## Problem to work on
Every line of the following records that includes "icon" should be copied.
****
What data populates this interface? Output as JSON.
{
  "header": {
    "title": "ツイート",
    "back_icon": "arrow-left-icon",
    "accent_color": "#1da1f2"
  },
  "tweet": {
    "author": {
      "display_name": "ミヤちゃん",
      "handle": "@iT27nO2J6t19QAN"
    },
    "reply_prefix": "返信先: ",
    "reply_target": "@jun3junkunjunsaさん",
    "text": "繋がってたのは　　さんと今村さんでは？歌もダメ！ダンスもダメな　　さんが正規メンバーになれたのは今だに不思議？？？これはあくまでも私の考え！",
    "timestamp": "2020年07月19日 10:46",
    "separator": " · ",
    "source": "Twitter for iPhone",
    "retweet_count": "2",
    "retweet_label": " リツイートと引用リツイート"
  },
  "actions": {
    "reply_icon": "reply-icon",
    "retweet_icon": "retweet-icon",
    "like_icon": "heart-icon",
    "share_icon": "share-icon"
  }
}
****
## Output of the exercise
    "back_icon": "arrow-left-icon",
    "reply_icon": "reply-icon",
    "retweet_icon": "retweet-icon",
    "like_icon": "heart-icon",
    "share_icon": "share-icon"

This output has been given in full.